John Hart (Ph.D. Public Policy, Southern University at New Orleans). Adjunct in Criminal Justice. Areas of Interest include, Criminal Investigation, Homeland Security and Policing.

James Jefferson III (MA, Criminal Justice, Southern University and A&M College). Adjunct in Criminal Justice. Areas of interest include, Criminal Justice, Criminology and corrections. Currently work for Louisiana State Police. Sergeant in Internal Affairs.

Ganiyu Jimoh (MS, Criminal Justice, Loyola University New Orleans). Adjunct in Criminal Justice. Areas of interests include, Criminal Justice, Law, and Investigation, Criminology, Justice Administration, Ethical Dilemma in Criminal Justice, Juvenile Delinquency and Victimology.

Donald Johnson (Ph.D. Criminal Justice, University of Southern Mississippi; J.D. Louisiana State University Law School). Adjunct in Criminal Justice. Areas of interest include Philosophy, Criminology and Criminal Justice.

Jason Matthews (MS, Criminal Justice, Southern University and A&M College) Adjunct in Criminal Justice. Areas of interest include Law Enforcement, Community Policing, and Interview and Interrogation

Louis Perry (MS, Criminal Justice, Southern University and A&M College) Adjunct in Criminal Justice. Areas of interest include Criminal Justice and Law Enforcement.  

Alberta Robertson (MA, Criminal Justice, Southern University and A&M College) Criminal Justice Online Programs Coordinator, Adjunct in Criminal Justice. Interest Includes, Workplace Violence, Protection Assess.

Christopher Williams (Ph.D. Higher Education Leadership, NOVA Southeastern University; MA, Criminal Justice, Southern University at New Orleans) Adjunct in Criminal Justice. Areas of interest include, criminology, criminal justice, emergency preparedness, human resources and higher education leadership.

Contact Information

Addison, Stephone, Interim Chair, JD, MA                            


Higgins Hall, Room 419B


Doucet, Geraldine, Ph.D.


Higgins Hall, Room 419H


Beard, Orscini, Ph.D.


Higgins Hall, Room 421A


King, C. Hunter, Judge, JD, MS


Higgins Hall, Room 420B


Abiodun Raufu, Ph.D., MS

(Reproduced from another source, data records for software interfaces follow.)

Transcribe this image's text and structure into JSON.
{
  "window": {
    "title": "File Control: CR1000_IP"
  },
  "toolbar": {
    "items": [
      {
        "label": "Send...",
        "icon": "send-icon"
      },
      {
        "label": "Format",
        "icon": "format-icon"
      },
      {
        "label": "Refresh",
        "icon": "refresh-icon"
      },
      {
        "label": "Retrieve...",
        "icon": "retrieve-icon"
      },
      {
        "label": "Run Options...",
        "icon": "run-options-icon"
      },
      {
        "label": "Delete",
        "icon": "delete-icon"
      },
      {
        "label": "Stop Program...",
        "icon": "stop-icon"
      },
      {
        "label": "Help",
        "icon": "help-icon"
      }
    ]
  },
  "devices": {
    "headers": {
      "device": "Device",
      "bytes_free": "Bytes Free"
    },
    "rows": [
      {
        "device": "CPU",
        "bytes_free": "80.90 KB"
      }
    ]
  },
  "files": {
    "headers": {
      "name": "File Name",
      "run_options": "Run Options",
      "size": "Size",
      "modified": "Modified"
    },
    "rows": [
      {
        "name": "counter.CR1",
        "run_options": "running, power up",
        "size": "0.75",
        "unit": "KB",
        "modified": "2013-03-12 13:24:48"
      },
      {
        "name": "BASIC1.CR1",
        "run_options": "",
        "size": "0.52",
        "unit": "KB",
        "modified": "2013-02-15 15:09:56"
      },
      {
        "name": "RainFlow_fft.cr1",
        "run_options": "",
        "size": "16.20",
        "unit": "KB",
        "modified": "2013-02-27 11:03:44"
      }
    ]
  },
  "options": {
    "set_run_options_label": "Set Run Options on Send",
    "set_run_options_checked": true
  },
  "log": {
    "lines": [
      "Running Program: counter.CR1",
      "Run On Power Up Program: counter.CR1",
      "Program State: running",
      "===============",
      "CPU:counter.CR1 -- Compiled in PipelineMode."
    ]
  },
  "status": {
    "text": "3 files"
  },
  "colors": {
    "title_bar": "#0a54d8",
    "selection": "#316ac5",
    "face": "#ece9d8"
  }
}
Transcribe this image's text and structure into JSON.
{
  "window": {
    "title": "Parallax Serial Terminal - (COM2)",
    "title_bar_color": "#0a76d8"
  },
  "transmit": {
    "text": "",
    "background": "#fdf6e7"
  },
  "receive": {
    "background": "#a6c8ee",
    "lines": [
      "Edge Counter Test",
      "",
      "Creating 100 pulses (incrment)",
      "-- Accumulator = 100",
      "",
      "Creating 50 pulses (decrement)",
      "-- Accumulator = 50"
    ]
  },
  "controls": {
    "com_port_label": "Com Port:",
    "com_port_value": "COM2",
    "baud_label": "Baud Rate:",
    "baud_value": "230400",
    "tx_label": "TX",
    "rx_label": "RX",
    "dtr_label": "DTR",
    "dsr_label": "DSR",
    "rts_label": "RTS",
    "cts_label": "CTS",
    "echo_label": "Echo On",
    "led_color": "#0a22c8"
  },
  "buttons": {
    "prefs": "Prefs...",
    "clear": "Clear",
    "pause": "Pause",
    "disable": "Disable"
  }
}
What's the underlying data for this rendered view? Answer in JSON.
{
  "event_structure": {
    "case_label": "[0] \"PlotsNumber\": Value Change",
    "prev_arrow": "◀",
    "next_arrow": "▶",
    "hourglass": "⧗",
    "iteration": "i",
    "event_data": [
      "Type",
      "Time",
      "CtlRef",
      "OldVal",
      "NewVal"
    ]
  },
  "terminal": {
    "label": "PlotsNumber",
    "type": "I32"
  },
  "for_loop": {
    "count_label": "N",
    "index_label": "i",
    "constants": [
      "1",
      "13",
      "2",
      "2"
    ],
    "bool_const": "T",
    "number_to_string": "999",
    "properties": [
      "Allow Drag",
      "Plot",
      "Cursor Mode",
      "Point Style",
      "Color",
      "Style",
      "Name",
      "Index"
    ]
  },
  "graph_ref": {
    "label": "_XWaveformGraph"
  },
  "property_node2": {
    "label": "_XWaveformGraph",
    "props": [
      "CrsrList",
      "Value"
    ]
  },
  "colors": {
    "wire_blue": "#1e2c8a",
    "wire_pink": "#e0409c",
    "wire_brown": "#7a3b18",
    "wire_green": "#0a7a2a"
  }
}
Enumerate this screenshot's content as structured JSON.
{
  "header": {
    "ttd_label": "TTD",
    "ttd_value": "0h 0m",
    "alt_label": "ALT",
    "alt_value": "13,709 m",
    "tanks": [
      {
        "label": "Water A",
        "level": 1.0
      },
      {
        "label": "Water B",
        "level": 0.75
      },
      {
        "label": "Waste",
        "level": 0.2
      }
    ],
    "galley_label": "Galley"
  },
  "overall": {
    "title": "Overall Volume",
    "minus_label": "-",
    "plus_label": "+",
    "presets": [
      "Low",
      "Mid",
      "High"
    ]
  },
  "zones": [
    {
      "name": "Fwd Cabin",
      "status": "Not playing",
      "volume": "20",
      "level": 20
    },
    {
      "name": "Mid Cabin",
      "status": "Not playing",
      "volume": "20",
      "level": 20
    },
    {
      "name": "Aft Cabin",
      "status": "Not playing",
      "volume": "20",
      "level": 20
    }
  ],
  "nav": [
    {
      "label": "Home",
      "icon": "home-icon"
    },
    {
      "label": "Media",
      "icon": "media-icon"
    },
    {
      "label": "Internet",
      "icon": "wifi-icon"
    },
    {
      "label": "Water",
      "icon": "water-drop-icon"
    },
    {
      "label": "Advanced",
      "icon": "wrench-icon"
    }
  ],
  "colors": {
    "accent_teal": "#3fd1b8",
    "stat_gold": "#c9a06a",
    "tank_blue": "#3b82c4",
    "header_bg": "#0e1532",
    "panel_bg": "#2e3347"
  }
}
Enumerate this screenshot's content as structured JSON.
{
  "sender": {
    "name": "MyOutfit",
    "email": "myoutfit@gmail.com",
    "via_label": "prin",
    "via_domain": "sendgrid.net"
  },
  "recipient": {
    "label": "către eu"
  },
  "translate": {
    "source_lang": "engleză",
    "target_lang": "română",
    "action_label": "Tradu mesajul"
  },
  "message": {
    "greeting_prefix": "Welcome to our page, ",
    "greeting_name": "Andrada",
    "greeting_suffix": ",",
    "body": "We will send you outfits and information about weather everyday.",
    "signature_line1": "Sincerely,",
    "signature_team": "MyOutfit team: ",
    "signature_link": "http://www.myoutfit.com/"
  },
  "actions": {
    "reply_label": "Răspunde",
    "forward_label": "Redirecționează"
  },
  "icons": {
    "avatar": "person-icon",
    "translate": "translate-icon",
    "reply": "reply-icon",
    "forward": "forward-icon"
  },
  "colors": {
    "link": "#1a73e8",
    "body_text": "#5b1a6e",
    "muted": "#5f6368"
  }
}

Higgins Hall, Room 421B


Robertson, Alberta, CJ. Master’s Online Coordinator, MS


Higgins Hall, Room 417


Karen Rogers-Blazio, Admin. Asst.

225-771-5732 or 2906

Higgins Hall, Room 419